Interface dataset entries
==*==

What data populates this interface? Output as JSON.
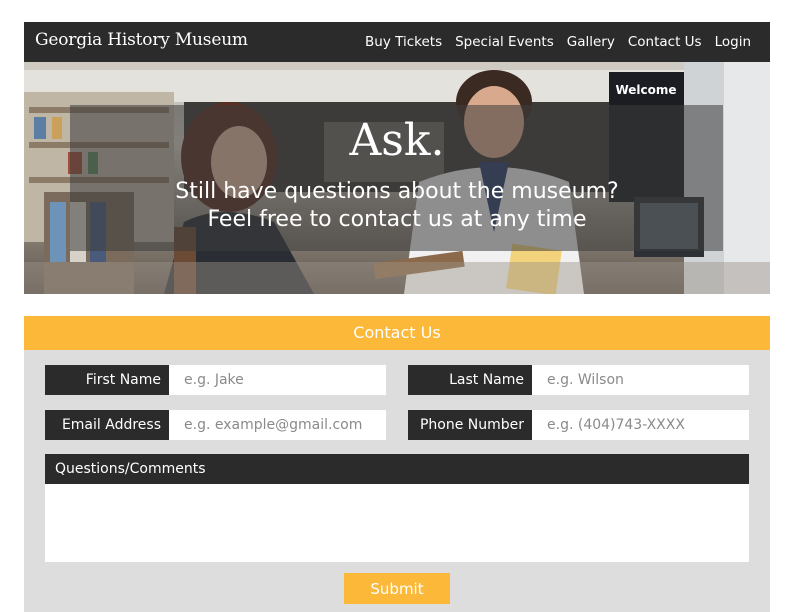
{
  "nav": {
    "brand": "Georgia History Museum",
    "links": [
      "Buy Tickets",
      "Special Events",
      "Gallery",
      "Contact Us",
      "Login"
    ]
  },
  "hero": {
    "title": "Ask.",
    "subtitle_line1": "Still have questions about the museum?",
    "subtitle_line2": "Feel free to contact us at any time",
    "welcome_sign": "Welcome"
  },
  "form": {
    "header": "Contact Us",
    "first_name": {
      "label": "First Name",
      "placeholder": "e.g. Jake"
    },
    "last_name": {
      "label": "Last Name",
      "placeholder": "e.g. Wilson"
    },
    "email": {
      "label": "Email Address",
      "placeholder": "e.g. example@gmail.com"
    },
    "phone": {
      "label": "Phone Number",
      "placeholder": "e.g. (404)743-XXXX"
    },
    "comments_label": "Questions/Comments",
    "submit_label": "Submit"
  },
  "colors": {
    "accent": "#fcb838",
    "dark": "#2b2b2b",
    "panel": "#dddddd"
  }
}
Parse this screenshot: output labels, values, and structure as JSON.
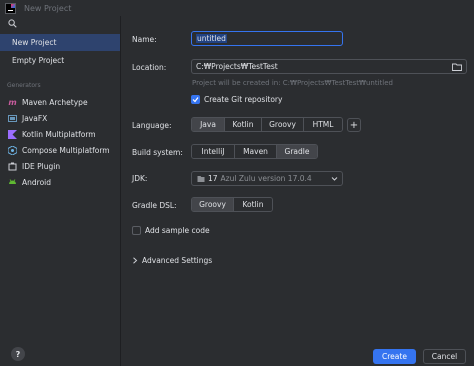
{
  "window": {
    "title": "New Project"
  },
  "sidebar": {
    "items": [
      {
        "label": "New Project"
      },
      {
        "label": "Empty Project"
      }
    ],
    "generators_header": "Generators",
    "generators": [
      {
        "label": "Maven Archetype",
        "icon": "maven-icon"
      },
      {
        "label": "JavaFX",
        "icon": "javafx-icon"
      },
      {
        "label": "Kotlin Multiplatform",
        "icon": "kotlin-icon"
      },
      {
        "label": "Compose Multiplatform",
        "icon": "compose-icon"
      },
      {
        "label": "IDE Plugin",
        "icon": "plugin-icon"
      },
      {
        "label": "Android",
        "icon": "android-icon"
      }
    ],
    "help": "?"
  },
  "form": {
    "name_label": "Name:",
    "name_value": "untitled",
    "location_label": "Location:",
    "location_value": "C:₩Projects₩TestTest",
    "location_hint": "Project will be created in: C:₩Projects₩TestTest₩untitled",
    "git_label": "Create Git repository",
    "git_checked": true,
    "language_label": "Language:",
    "languages": [
      "Java",
      "Kotlin",
      "Groovy",
      "HTML"
    ],
    "language_selected": "Java",
    "plus": "+",
    "build_label": "Build system:",
    "build_systems": [
      "IntelliJ",
      "Maven",
      "Gradle"
    ],
    "build_selected": "Gradle",
    "jdk_label": "JDK:",
    "jdk_number": "17",
    "jdk_desc": "Azul Zulu version 17.0.4",
    "dsl_label": "Gradle DSL:",
    "dsl_options": [
      "Groovy",
      "Kotlin"
    ],
    "dsl_selected": "Groovy",
    "sample_label": "Add sample code",
    "sample_checked": false,
    "advanced_label": "Advanced Settings"
  },
  "footer": {
    "create": "Create",
    "cancel": "Cancel"
  },
  "colors": {
    "accent": "#3574f0",
    "selection": "#2e436e",
    "background": "#2b2d30"
  }
}
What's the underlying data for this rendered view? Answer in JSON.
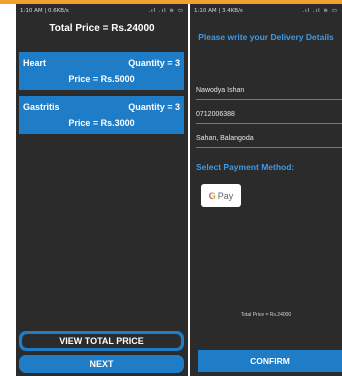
{
  "colors": {
    "accent": "#f0a030",
    "primary_blue": "#1f7cc6",
    "heading_blue": "#3c9be8",
    "phone_bg": "#2b2b2b"
  },
  "left": {
    "status": {
      "time": "1:10 AM | 0.6KB/s",
      "icons": ".ıl .ıl ≋ ▭"
    },
    "total_price": "Total Price = Rs.24000",
    "items": [
      {
        "name": "Heart",
        "quantity": "Quantity = 3",
        "price": "Price = Rs.5000"
      },
      {
        "name": "Gastritis",
        "quantity": "Quantity = 3",
        "price": "Price = Rs.3000"
      }
    ],
    "view_total_label": "VIEW TOTAL PRICE",
    "next_label": "NEXT"
  },
  "right": {
    "status": {
      "time": "1:10 AM | 3.4KB/s",
      "icons": ".ıl .ıl ≋ ▭"
    },
    "title": "Please write your Delivery Details",
    "name": "Nawodya Ishan",
    "phone": "0712006388",
    "address": "Sahan, Balangoda",
    "payment_label": "Select Payment Method:",
    "gpay": {
      "g": "G",
      "label": "Pay"
    },
    "total_note": "Total Price = Rs.24000",
    "confirm_label": "CONFIRM"
  }
}
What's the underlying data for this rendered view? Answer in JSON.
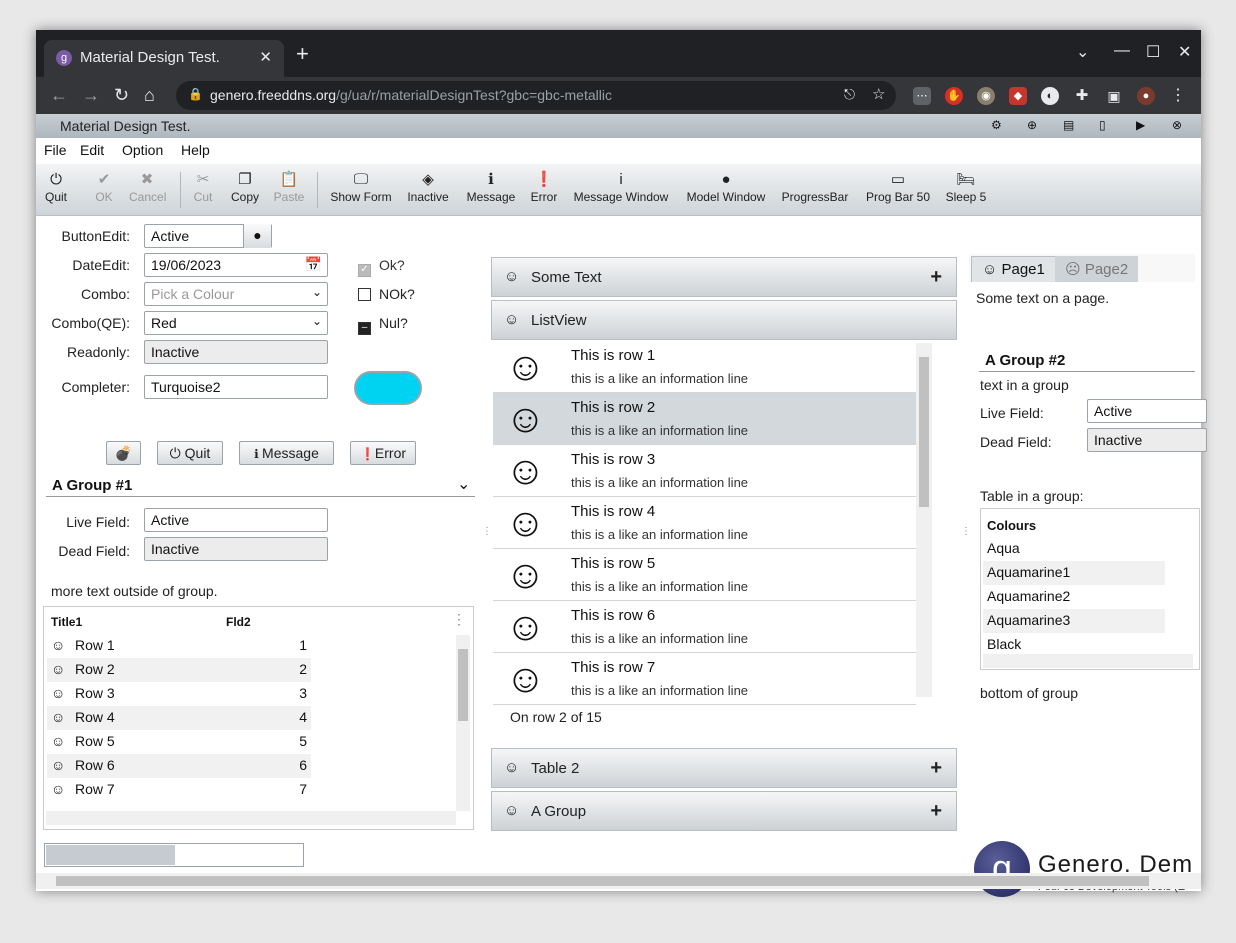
{
  "browser": {
    "tab_title": "Material Design Test.",
    "url_host": "genero.freeddns.org",
    "url_path": "/g/ua/r/materialDesignTest?gbc=gbc-metallic"
  },
  "app": {
    "title": "Material Design Test.",
    "menu": [
      "File",
      "Edit",
      "Option",
      "Help"
    ]
  },
  "toolbar": [
    {
      "label": "Quit",
      "icon": "⏻",
      "enabled": true
    },
    {
      "label": "OK",
      "icon": "✔",
      "enabled": false
    },
    {
      "label": "Cancel",
      "icon": "✖",
      "enabled": false
    },
    {
      "label": "Cut",
      "icon": "✂",
      "enabled": false
    },
    {
      "label": "Copy",
      "icon": "❐",
      "enabled": true
    },
    {
      "label": "Paste",
      "icon": "📋",
      "enabled": false
    },
    {
      "label": "Show Form",
      "icon": "🖵",
      "enabled": true
    },
    {
      "label": "Inactive",
      "icon": "◈",
      "enabled": true
    },
    {
      "label": "Message",
      "icon": "ℹ",
      "enabled": true
    },
    {
      "label": "Error",
      "icon": "❗",
      "enabled": true
    },
    {
      "label": "Message Window",
      "icon": "i",
      "enabled": true
    },
    {
      "label": "Model Window",
      "icon": "●",
      "enabled": true
    },
    {
      "label": "ProgressBar",
      "icon": "",
      "enabled": true
    },
    {
      "label": "Prog Bar 50",
      "icon": "▭",
      "enabled": true
    },
    {
      "label": "Sleep 5",
      "icon": "🛏",
      "enabled": true
    }
  ],
  "form": {
    "buttonedit_label": "ButtonEdit:",
    "buttonedit_value": "Active",
    "dateedit_label": "DateEdit:",
    "dateedit_value": "19/06/2023",
    "combo_label": "Combo:",
    "combo_placeholder": "Pick a Colour",
    "comboqe_label": "Combo(QE):",
    "comboqe_value": "Red",
    "readonly_label": "Readonly:",
    "readonly_value": "Inactive",
    "completer_label": "Completer:",
    "completer_value": "Turquoise2",
    "completer_color": "#00d2f2",
    "chk_ok": "Ok?",
    "chk_nok": "NOk?",
    "chk_nul": "Nul?",
    "btn_quit": "Quit",
    "btn_message": "Message",
    "btn_error": "Error"
  },
  "group1": {
    "title": "A Group #1",
    "live_label": "Live Field:",
    "live_value": "Active",
    "dead_label": "Dead Field:",
    "dead_value": "Inactive"
  },
  "more_text": "more text outside of group.",
  "table1": {
    "columns": [
      "Title1",
      "Fld2"
    ],
    "rows": [
      {
        "title": "Row 1",
        "fld": "1"
      },
      {
        "title": "Row 2",
        "fld": "2"
      },
      {
        "title": "Row 3",
        "fld": "3"
      },
      {
        "title": "Row 4",
        "fld": "4"
      },
      {
        "title": "Row 5",
        "fld": "5"
      },
      {
        "title": "Row 6",
        "fld": "6"
      },
      {
        "title": "Row 7",
        "fld": "7"
      }
    ],
    "progress": 0.5
  },
  "folders": {
    "some_text": "Some Text",
    "listview": "ListView",
    "table2": "Table 2",
    "a_group": "A Group"
  },
  "listview": {
    "rows": [
      {
        "a": "This is row 1",
        "b": "this is a like an information line"
      },
      {
        "a": "This is row 2",
        "b": "this is a like an information line"
      },
      {
        "a": "This is row 3",
        "b": "this is a like an information line"
      },
      {
        "a": "This is row 4",
        "b": "this is a like an information line"
      },
      {
        "a": "This is row 5",
        "b": "this is a like an information line"
      },
      {
        "a": "This is row 6",
        "b": "this is a like an information line"
      },
      {
        "a": "This is row 7",
        "b": "this is a like an information line"
      }
    ],
    "status": "On row 2 of 15"
  },
  "rightpanel": {
    "tab1": "Page1",
    "tab2": "Page2",
    "intro": "Some text on a page.",
    "group_title": "A Group #2",
    "group_text": "text in a group",
    "live_label": "Live Field:",
    "live_value": "Active",
    "dead_label": "Dead Field:",
    "dead_value": "Inactive",
    "table_label": "Table in a group:",
    "table_header": "Colours",
    "colours": [
      "Aqua",
      "Aquamarine1",
      "Aquamarine2",
      "Aquamarine3",
      "Black"
    ],
    "bottom": "bottom of group"
  },
  "logo": {
    "name": "Genero. Dem",
    "tagline": "Four Js Development Tools (E"
  }
}
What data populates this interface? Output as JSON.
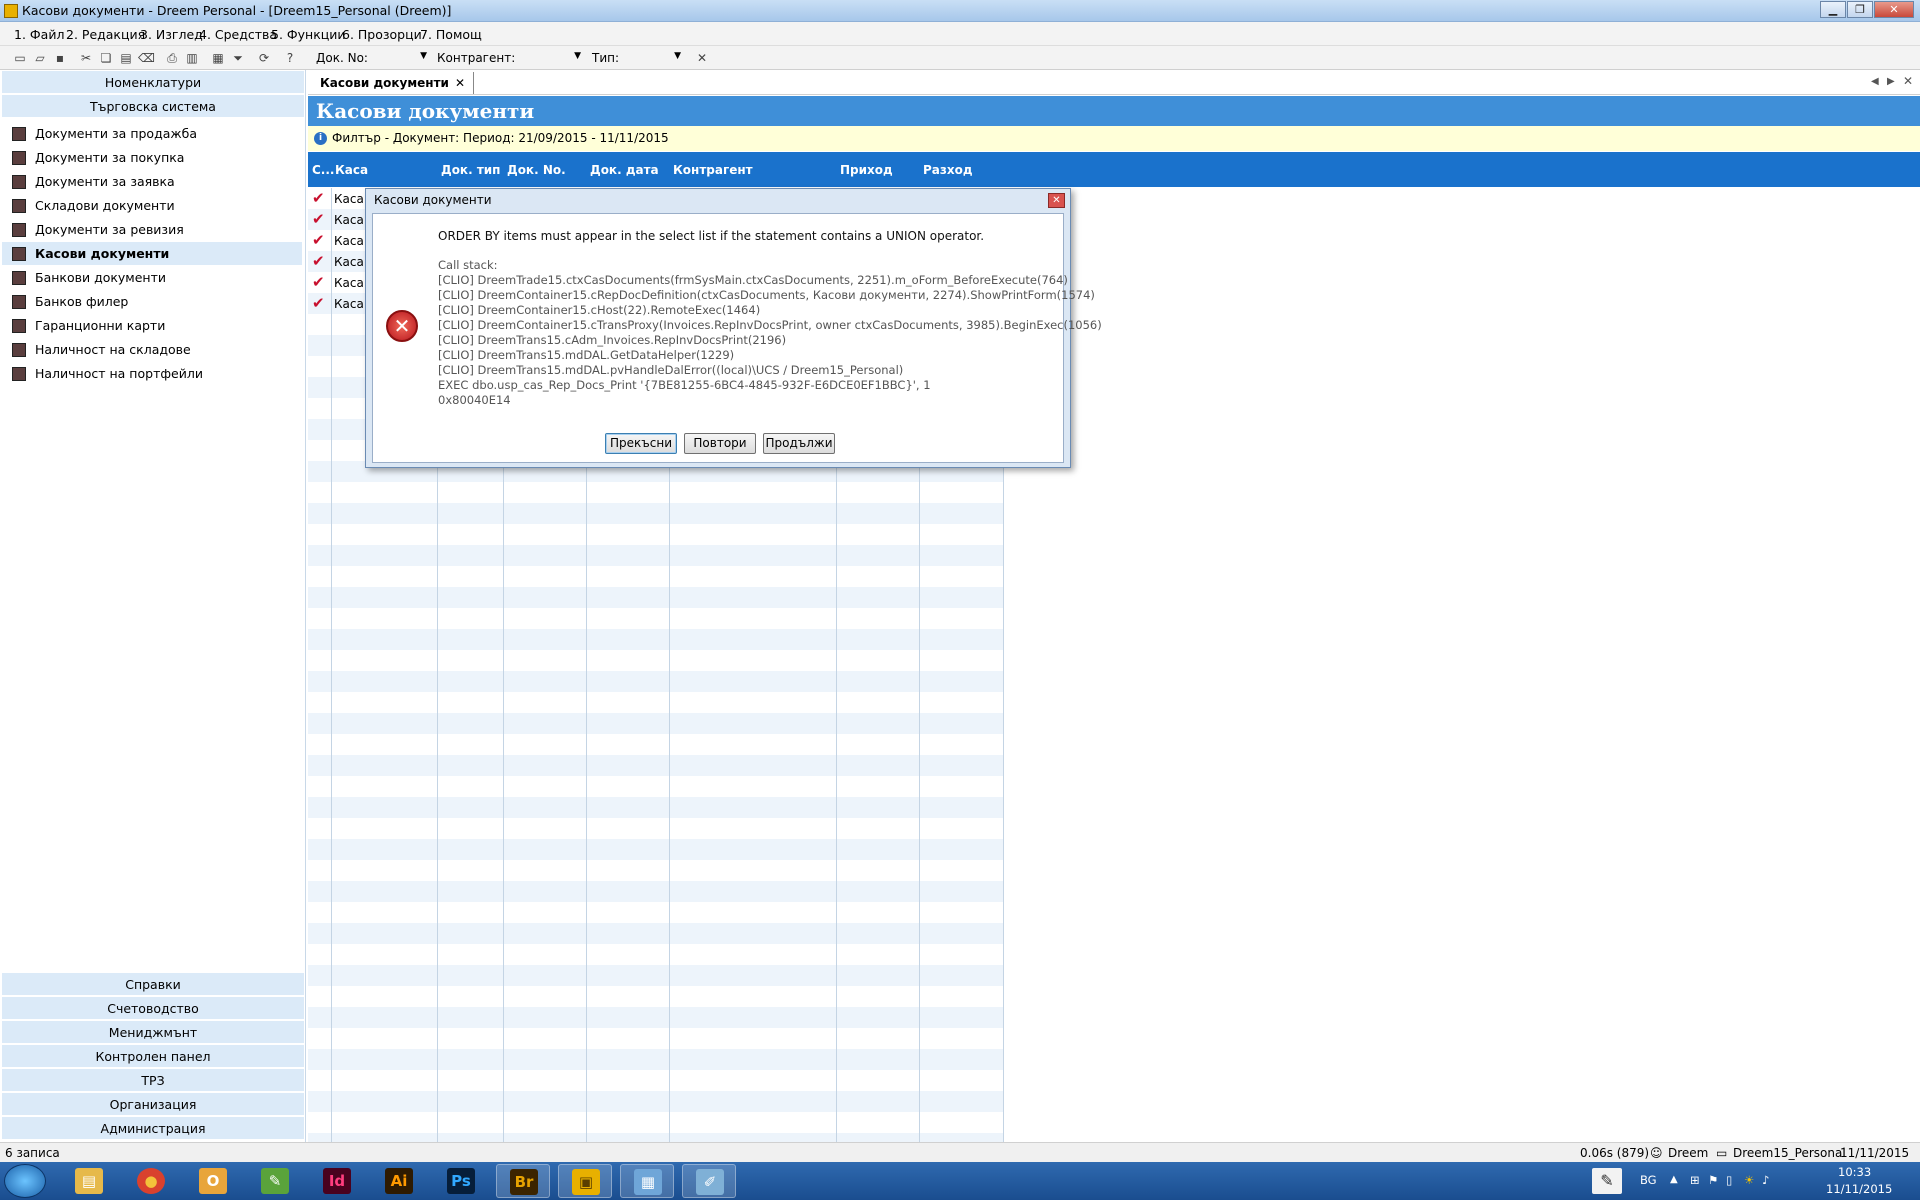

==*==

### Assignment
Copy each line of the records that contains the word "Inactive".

### Answer for this exercise
      "label": "Inactive",
    "readonly_value": "Inactive",
    "dead_value": "Inactive"
    "dead_value": "Inactive",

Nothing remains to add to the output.